As I pointed out in that post: “Of the German cities that have opera houses, Annaberg, Heidelberg and Nürnberg have mountain names, whereas Altenburg, Augsburg, Coburg, Duisburg, Hamburg, Magdeburg, Neubrandenburg, Quedlinburg, Oldenburg, Regensburg and Würzburg all have castle names.”
Well, this section of the Main Valley Bicycle Route is another illustration of the berg/burg problem, since it goes from Miltenberg to Aschaffenburg by way of Klingenberg and Obernburg.
And it doesn’t help much if you know that a particular town actually has a castle or a mountain, because river-towns in central and southern Germany typically have both. Miltenberg, for example, has a castle called Mildenburg (with a -d- instead of a -t- in the middle) on a steep hill called the Greinberg overlooking the river.
Miltenberg was a prosperous trading town in medieval times, especially in the 12th and 13th centuries, but according to my cycling guidebook: “After the unrest of the Thirty Years’ War and even more so after its incorporation into the Kingdom of Bavaria in the 19th century, Miltenberg was suddenly off the beaten track and has thus retained its tranquil old town with handsome half-timbered houses and a historic market square.” (Translated from the bikeline guidebook Main-Radweg.)
Back in the 1970s or 80s I once spent a day in Miltenberg with my colleagues from work, when we went there for our annual staff outing. We spent most of the day walking around the town and up to the castle, and trying the local wines. In the evening we returned to Frankfurt on a chartered cruise ship on the Main River.

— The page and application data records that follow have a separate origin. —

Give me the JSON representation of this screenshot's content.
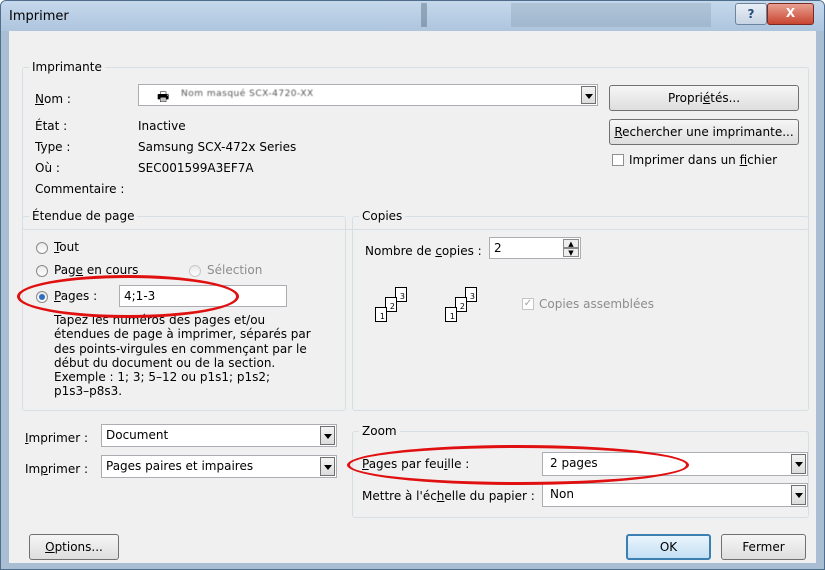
{
  "window": {
    "title": "Imprimer",
    "help": "?",
    "close": "X"
  },
  "printer": {
    "legend": "Imprimante",
    "name_label": "Nom :",
    "name_value": "Nom masqué SCX-4720-XX",
    "etat_label": "État :",
    "etat_value": "Inactive",
    "type_label": "Type :",
    "type_value": "Samsung SCX-472x Series",
    "ou_label": "Où :",
    "ou_value": "SEC001599A3EF7A",
    "comment_label": "Commentaire :",
    "properties_btn": "Propriétés...",
    "find_btn": "Rechercher une imprimante...",
    "print_to_file": "Imprimer dans un fichier"
  },
  "range": {
    "legend": "Étendue de page",
    "all": "Tout",
    "current": "Page en cours",
    "selection": "Sélection",
    "pages_label": "Pages :",
    "pages_value": "4;1-3",
    "help_lines": [
      "Tapez les numéros des pages et/ou",
      "étendues de page à imprimer, séparés par",
      "des points-virgules en commençant par le",
      "début du document ou de la section.",
      "Exemple : 1; 3; 5–12 ou p1s1; p1s2;",
      "p1s3–p8s3."
    ]
  },
  "copies": {
    "legend": "Copies",
    "count_label": "Nombre de copies :",
    "count_value": "2",
    "collate": "Copies assemblées",
    "page_numbers": [
      "3",
      "2",
      "1"
    ]
  },
  "print_what": {
    "label": "Imprimer :",
    "value": "Document"
  },
  "print_which": {
    "label": "Imprimer :",
    "value": "Pages paires et impaires"
  },
  "zoom": {
    "legend": "Zoom",
    "pps_label": "Pages par feuille :",
    "pps_value": "2 pages",
    "scale_label": "Mettre à l'échelle du papier :",
    "scale_value": "Non"
  },
  "buttons": {
    "options": "Options...",
    "ok": "OK",
    "cancel": "Fermer"
  },
  "colors": {
    "highlight": "#e01010",
    "radio_selected": "#2a6fc2"
  }
}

This palace in Kleinheubach (which looks like it means ‘small-hay-brook’) is on the left bank of the Main River just below Miltenberg. It is the traditional family residence of the Princes of Löwenstein-Wertheim-Rosenberg. The Löwenstein family still owns the palace and lives in the East Wing, but the rest of the building has been developed as a hotel for corporate seminars and events, with 62 bedrooms and 21 “high-tech meeting rooms” of various sizes. It is now managed by a French company called Châteauform’, which also runs numerous venues for up-market corporate events in France, Italy, Spain and Switzerland.
In Erlenbach, on the right bank of the Main River, there is a company best known as the Bavarian Shipbuilding Company (formerly Schellenberger), now officially called Erlenbacher Schiffswerft Maschinen u. Stahlbau GmbH (= Erlenbach shipyard machines and steel construction Inc.), which has been building and repairing commercial river craft since 1652. I took this photo from Wörth, on the other side of the river.

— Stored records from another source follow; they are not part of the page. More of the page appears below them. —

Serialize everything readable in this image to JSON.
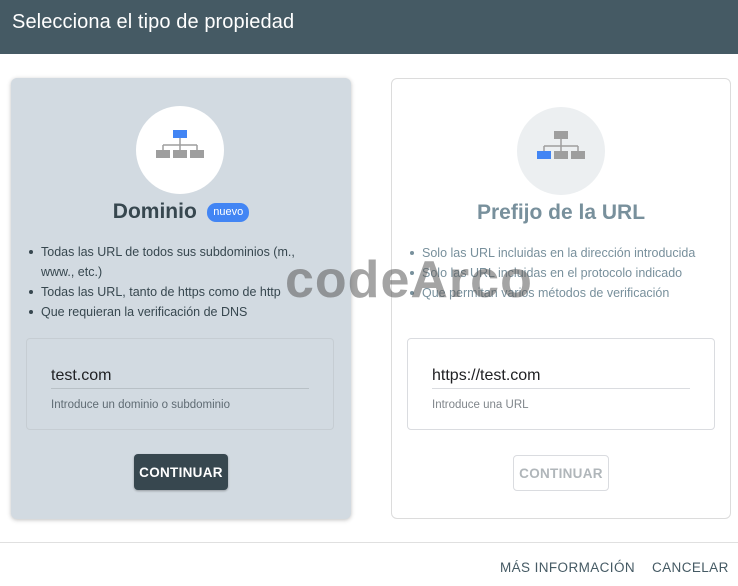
{
  "header": {
    "title": "Selecciona el tipo de propiedad"
  },
  "domain_card": {
    "icon": "network-tree-icon",
    "title": "Dominio",
    "badge": "nuevo",
    "bullets": [
      "Todas las URL de todos sus subdominios (m., www., etc.)",
      "Todas las URL, tanto de https como de http",
      "Que requieran la verificación de DNS"
    ],
    "input_value": "test.com",
    "input_hint": "Introduce un dominio o subdominio",
    "button_label": "CONTINUAR"
  },
  "prefix_card": {
    "icon": "network-tree-icon",
    "title": "Prefijo de la URL",
    "bullets": [
      "Solo las URL incluidas en la dirección introducida",
      "Solo las URL incluidas en el protocolo indicado",
      "Que permitan varios métodos de verificación"
    ],
    "input_value": "https://test.com",
    "input_hint": "Introduce una URL",
    "button_label": "CONTINUAR"
  },
  "footer": {
    "more_info_label": "MÁS INFORMACIÓN",
    "cancel_label": "CANCELAR"
  },
  "watermark": "codeArco",
  "colors": {
    "header_bg": "#455a64",
    "accent_blue": "#4285f4",
    "domain_card_bg": "#d2dae1",
    "primary_button": "#37474f"
  }
}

In case the Main River should overflow its banks again, as it has done several times in recent decades, these floodgates in Wörth will be shut to keep the water from flooding the town. This seems to be a somewhat different concept from the one I saw being built in Freudenstadt the day before, but both include mobile elements that can be used to heighten the walls in case of severe flood warnings. The authorities in Wörth say that a team of five people can close all 39 gates, doors and shutters and install the mobile dam elements within five hours.
Aschaffenburg is a city of some 70,000 people, on the Main River 38 km downstream from Miltenberg and 51 km upstream from Frankfurt. Like Mainz and Lohr, Aschaffenburg is one of the cities where the Main River intersects the 50th parallel of north latitude.
My photos in this post are from 2004. I revised the text in 2022.
See more posts on the Main Valley Bicycle Route.